The Real Point of Zero Point

While Kenneth Ford’s 101 Quantum Questions was generally good, there was one really regrettable bit, in Question 23: What is a “state of motion?” When giving examples of states, Ford defines the ground state as the lowest-energy state of a nucleus, then notes that its energy is not zero. He then writes: An object brought […]

Why So Many Theorists?

When I was looking over the Great Discoveries series titles for writing yesterday’s Quantum Man review, I was struck again by how the Rutherford biography by Richard Reeves is an oddity. Not only is Rutherford a relatively happy fellow– the book is really lacking in the salacious gossip that is usually a staple of biography, […]

Quantum Man by Lawrence Krauss

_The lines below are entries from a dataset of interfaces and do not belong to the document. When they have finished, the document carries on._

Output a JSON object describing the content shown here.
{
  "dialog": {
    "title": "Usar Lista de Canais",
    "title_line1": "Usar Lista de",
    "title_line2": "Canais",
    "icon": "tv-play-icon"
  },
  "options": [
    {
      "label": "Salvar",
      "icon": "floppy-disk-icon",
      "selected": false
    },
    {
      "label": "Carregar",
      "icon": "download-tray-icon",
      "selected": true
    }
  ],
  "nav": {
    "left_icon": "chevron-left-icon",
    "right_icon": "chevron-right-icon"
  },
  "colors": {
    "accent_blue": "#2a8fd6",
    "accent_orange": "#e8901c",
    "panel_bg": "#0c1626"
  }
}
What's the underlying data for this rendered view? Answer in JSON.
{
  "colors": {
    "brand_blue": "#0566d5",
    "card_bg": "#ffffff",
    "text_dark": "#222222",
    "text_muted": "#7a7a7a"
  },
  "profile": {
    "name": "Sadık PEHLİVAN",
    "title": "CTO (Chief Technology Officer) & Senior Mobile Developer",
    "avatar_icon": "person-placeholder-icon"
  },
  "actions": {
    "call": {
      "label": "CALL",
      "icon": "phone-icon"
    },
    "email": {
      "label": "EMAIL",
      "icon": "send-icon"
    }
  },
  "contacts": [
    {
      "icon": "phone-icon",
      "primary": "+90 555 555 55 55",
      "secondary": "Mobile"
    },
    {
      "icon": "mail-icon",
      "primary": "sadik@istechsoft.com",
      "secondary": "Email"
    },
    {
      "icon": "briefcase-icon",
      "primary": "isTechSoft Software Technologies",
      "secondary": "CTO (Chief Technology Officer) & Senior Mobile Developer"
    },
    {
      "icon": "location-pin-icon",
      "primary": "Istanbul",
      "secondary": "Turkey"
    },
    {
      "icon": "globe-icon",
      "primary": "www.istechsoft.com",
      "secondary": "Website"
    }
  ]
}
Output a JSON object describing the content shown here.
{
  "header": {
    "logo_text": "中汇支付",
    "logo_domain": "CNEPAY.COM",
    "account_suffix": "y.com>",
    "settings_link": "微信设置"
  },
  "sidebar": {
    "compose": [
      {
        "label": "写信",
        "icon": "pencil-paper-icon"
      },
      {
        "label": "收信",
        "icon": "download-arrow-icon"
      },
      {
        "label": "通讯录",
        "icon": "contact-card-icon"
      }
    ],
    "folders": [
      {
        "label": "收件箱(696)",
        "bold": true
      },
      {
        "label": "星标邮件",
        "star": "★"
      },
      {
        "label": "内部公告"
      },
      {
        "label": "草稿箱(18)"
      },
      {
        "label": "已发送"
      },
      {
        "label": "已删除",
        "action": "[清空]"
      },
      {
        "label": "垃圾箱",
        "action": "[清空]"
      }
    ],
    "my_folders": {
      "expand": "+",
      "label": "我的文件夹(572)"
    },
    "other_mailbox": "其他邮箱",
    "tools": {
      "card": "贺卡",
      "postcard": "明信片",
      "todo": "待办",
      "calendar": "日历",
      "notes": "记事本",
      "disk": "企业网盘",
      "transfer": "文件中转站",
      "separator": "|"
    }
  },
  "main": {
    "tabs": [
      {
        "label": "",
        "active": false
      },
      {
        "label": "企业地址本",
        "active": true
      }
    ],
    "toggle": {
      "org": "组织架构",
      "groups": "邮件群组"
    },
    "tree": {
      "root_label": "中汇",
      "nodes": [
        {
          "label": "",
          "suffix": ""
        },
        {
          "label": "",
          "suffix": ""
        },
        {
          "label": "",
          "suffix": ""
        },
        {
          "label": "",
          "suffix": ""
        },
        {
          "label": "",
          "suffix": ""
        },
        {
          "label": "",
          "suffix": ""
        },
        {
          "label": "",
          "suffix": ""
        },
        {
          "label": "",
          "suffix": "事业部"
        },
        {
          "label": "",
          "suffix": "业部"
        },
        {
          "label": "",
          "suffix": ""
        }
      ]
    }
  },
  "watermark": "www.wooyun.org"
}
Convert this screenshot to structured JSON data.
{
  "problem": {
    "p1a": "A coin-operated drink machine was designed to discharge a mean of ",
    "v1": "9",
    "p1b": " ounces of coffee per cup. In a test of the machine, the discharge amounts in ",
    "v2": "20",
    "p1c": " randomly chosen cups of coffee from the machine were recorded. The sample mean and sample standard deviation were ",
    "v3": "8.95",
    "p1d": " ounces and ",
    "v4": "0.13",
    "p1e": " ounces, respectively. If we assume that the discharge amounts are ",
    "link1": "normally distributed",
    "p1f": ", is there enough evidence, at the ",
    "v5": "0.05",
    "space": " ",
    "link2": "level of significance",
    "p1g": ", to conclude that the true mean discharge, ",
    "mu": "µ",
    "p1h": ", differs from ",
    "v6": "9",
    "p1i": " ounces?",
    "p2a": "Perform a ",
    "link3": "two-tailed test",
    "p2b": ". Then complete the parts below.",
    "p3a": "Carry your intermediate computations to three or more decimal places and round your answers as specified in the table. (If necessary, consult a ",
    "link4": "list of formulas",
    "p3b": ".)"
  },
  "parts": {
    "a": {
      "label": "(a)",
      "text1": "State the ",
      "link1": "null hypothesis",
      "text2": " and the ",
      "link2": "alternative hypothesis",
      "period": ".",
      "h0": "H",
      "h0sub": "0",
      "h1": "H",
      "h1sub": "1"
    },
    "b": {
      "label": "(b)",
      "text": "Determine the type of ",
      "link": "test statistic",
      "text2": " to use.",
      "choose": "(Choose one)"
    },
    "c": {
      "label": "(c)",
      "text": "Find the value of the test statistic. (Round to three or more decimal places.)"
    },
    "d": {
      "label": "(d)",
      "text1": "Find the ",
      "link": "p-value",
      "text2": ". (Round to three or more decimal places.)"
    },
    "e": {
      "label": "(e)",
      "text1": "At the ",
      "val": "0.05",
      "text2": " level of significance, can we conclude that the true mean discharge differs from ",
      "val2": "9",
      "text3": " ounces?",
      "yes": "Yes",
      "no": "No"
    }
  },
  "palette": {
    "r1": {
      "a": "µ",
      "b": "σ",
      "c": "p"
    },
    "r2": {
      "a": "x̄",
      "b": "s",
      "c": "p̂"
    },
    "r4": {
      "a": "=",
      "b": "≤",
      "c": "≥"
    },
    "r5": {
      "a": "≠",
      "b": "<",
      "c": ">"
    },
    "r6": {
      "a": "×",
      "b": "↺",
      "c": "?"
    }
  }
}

While I’ve got a few more review copies backlogged around here, the next book review post is one that I actually paid for myself, Lawrence Krauss’s Quantum Man: Richard Feynman’s Life in Science, part of Norton’s Great Discoveries series of scientific biographies. I’m a fan of the series– past entries reviewed here include Richard Reeves’s […]

What Counts as “Quantum Physics?”

In comments to yesterday’s post about precision measurements, Bjoern objected to the use of “quantum mechanics” as a term encompassing QED: IMO, one should say “quantum theory” here instead of “quantum mechanics”. After all, what is usually known as quantum mechanics (the stuff one learns in basic courses) is essentially the quantization of classical mechanics, […]

Bouncing Neutrons for Fun and Science: “Realization of a gravity-resonance-spectroscopy technique”

Several people blogged about a new measurement of gravitational states of neutrons done by physicists using ultracold neutrons from the Institut Laue-Langevin in France. I had to resort to Twitter to get access to the paper (we don’t get Nature Physics here, and it’s way faster than Inter-Library Loan), but this is a nice topic […]

Quantum Mechanics vs. Relativity: It Depends on What “Understand” Means

Sean Carroll and Brad DeLong have each recently asserted that relativity is easier to understand than quantum mechanics. Both quote Feynman saying that nobody understands quantum mechanics, but Sean gives more detail: “Hardness” is not a property that inheres in a theory itself; it’s a statement about the relationship between the theory and the human […]

Heavy Heavy Water

I make an effort to say nice things about pop-science books that I read, whether for book research or blog reviews. Every now and then, though, I hit a book that has enough problems that I have a hard time taking anything positive from it. I got David Bodanis’s E=mc2: A Biography of the World’s […]

What Counts As Successful Outreach?

Part of this past weekend’s meeting of the Committee on Informing the Public was to evaluate 100+ proposals for “mini-grants” of up to $10,000 for new outreach activities. It wouldn’t be appropriate to go into detail about any of the proposals or what we decided (the PI’s of the proposals we decided to fund will […]

Massive by Ian Sample

The physics book generating the most bloggy buzz in the latter part of 2010 would have to be Ian Sample’s Massive: The Missing Particle that Sparked the Greatest Hunt in Science, about the as yet undetected particle known as the Higgs boson. Detecting the Hiigs is the most immediate goal of the Large Hadron Collider, […]

Possibly Stupid Question: Why All These Extra Particles?

I’ve reached a point in the book-in-progress where I find myself needing to talk a little about particle physics. As this is very much not my field, this quickly led to a situation where the dog asked a question I can’t answer. But, hey, that’s why I have a blog with lots of smart readers… […]